Authenticity is the Key to Comforting a Grieving Friend
I know you don’t mean to avoid the hurting coworker. You don’t intent to exclude the grieving mother in the group. It just happens. Instead of moving away, you want to know that when you step closer to someone in pain, it will be the right thing. The skill most needed for compassionate comfort is simply gentle authenticity ~ to be real and honest.
Can you really know what your grieving friend or relative is thinking and feeling? Why not ask? When you do, be genuine and take the time to really hear what they tell you. It might go like this:
“Hey Tom, I have no idea what it feels like for you right now. The thing is, I want to know and understand. Could you help me and let me know what your grief feels like today?”
Your grieving friend could answer in a variety of ways:
“Thanks for asking, I really don’t want to talk right now.” Or,
“Are you sure you have the time?” Or,
“I can’t find the words. It is too painful and confusing, but I can tell you this . . .”
True to Your Offer
How ever they reply, accept it. Remind them that you will be available when they are ready, and then be true to that assurance. A few days might pass or a couple of weeks. You could open the conversation by reminding your friend that he didn’t want to talk then, but you were wondering if he felt like it today. This gentle reminder that is initiated by you, assures him you meant it when you told him that you are here for him.
When your grieving friend does open up and begins to talk, listen without interruption.
Give them your eyes.
Listen with your heart.
Give her your full attention so that you aren’t even thinking about how you should respond to their thoughts or story. This conversation is not about you. It is all about them.

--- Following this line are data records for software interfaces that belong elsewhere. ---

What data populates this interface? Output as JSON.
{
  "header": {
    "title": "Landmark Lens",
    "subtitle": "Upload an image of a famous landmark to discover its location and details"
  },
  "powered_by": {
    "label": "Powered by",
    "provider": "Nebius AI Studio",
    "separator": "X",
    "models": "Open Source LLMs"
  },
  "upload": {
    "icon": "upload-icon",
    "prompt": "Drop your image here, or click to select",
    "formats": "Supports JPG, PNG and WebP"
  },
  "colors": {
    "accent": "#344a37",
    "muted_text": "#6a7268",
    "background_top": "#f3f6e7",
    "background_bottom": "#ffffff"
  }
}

Be okay with their silence as they are searching for vocabulary to express the inexpressible. Her silence is not your cue to fill the space with your story, ideas or words.
A simple touch of her hand, or an embrace around the shoulder will assure her that you care. And at that moment, knowing someone cares and is brave enough to be with her in her pain is powerful comfort.
What you Don’t Know, You Don’t Know
Even if we have experienced a similar loss to the current loss our friend is grieving, you and I don’t really know how they feel. The relationship with the deceased, the unfinished business, their personality, his or her previous experiences with death and grief all create our friend’s perfect storm of mourning. If you have similar experiences, the better authentic response could be:
“Even though my mother died too, I really have no idea how this is for you. Please tell me so I can understand and be supportive for you.”
. . . When I can’t take it any longer and I know I have a piece of insight or verbal consolation, I make it my goal to ask my grieving friend for permission to share an idea or suggestion for their pain. As I do this, I must remind myself that I cannot and should not “fix” their grief for them. That is their work to do. Yet if I see them really suffering, I ask for permission to share. It might go like this:
“Would it be okay with you if I shared what really helped me?” Keep it brief and check in with them to see if that was of any help for them.
“Did you know that grief can be healthy or unhealthy? What can you do to take a healthy approach right now?” Then let them come up with the answer.
“Would you mind if I prayed for you right now?” Friends in grief are very vulnerable and they may be very spiritually private. Asking is a polite gesture of honoring their privacy.
Being a friend to the grieving just takes a little extra thoughtfulness. Consider what would be kind and supportive for them. Remember it could be different for your friend than for yourself. So ASK before you jump in and offer your wisdom or help. They might need something you didn’t even think of. Authenticity is our key to coming alongside someone with a broken heart. You can come close and be supportive with those who are mourning by keeping it real.
© Karen Nicola July 2019